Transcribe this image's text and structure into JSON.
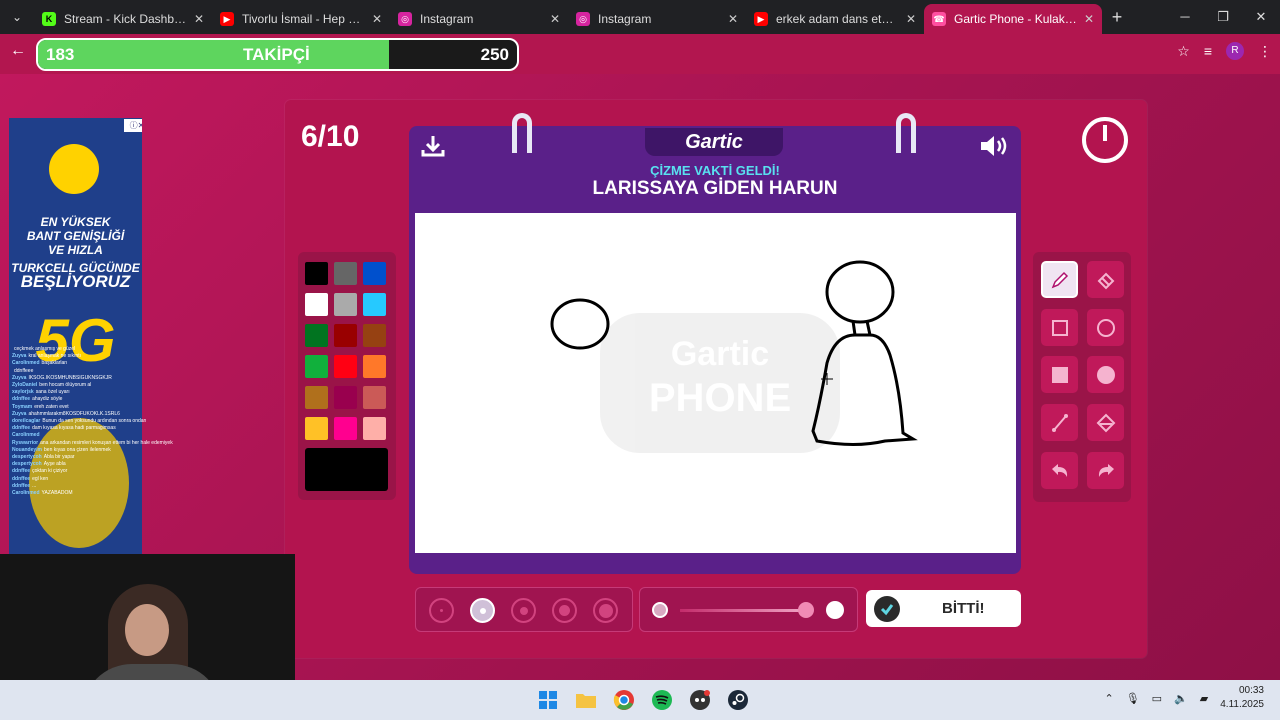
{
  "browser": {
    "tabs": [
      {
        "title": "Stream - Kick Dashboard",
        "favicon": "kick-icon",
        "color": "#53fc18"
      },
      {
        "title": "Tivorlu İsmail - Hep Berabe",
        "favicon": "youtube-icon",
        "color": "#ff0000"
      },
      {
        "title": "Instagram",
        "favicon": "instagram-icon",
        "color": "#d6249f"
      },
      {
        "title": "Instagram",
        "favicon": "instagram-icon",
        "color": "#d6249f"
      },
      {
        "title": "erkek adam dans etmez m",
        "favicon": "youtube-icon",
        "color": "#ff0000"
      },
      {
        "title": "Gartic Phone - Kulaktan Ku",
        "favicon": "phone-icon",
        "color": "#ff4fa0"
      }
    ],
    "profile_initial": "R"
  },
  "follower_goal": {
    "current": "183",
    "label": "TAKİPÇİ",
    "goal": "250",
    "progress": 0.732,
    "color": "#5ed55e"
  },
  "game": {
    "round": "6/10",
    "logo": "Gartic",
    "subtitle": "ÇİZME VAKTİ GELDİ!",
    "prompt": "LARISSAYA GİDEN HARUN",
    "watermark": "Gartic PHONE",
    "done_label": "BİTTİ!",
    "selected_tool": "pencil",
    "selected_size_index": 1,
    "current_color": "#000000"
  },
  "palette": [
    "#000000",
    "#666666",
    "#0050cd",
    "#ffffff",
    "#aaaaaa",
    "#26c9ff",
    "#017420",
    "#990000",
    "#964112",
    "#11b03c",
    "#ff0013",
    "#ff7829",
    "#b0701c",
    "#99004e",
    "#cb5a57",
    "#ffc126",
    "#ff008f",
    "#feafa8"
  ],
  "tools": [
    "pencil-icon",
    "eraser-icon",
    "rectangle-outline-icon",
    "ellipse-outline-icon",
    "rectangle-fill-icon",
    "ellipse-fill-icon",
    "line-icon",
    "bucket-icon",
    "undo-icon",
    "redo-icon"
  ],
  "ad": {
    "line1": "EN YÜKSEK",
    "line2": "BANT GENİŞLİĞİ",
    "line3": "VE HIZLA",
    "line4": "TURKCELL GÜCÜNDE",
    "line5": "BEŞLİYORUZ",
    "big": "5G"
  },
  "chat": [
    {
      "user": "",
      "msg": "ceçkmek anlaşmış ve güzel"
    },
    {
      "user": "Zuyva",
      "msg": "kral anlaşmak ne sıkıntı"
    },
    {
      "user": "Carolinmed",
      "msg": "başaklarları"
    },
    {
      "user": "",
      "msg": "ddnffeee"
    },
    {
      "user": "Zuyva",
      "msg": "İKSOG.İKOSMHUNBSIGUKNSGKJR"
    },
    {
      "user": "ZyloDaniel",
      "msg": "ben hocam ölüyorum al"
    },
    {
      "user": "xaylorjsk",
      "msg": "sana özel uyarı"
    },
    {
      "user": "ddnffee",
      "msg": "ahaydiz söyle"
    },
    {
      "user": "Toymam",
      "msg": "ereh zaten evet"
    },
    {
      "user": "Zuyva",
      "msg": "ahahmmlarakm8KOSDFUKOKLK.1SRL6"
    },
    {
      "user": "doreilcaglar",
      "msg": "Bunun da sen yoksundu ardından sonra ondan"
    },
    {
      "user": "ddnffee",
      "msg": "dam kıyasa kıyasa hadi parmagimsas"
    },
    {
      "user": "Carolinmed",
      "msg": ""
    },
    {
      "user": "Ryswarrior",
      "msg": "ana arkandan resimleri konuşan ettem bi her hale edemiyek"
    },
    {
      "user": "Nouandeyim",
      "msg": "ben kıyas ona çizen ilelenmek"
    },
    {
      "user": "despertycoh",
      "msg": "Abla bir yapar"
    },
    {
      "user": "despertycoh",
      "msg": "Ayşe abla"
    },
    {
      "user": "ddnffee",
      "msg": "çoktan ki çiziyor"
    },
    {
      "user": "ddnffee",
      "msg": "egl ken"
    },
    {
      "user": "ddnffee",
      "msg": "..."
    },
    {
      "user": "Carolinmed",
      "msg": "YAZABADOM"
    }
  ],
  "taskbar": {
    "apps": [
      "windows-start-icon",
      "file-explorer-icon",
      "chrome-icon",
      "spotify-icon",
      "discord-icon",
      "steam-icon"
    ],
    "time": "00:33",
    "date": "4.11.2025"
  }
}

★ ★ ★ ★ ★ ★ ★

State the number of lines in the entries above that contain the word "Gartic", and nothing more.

3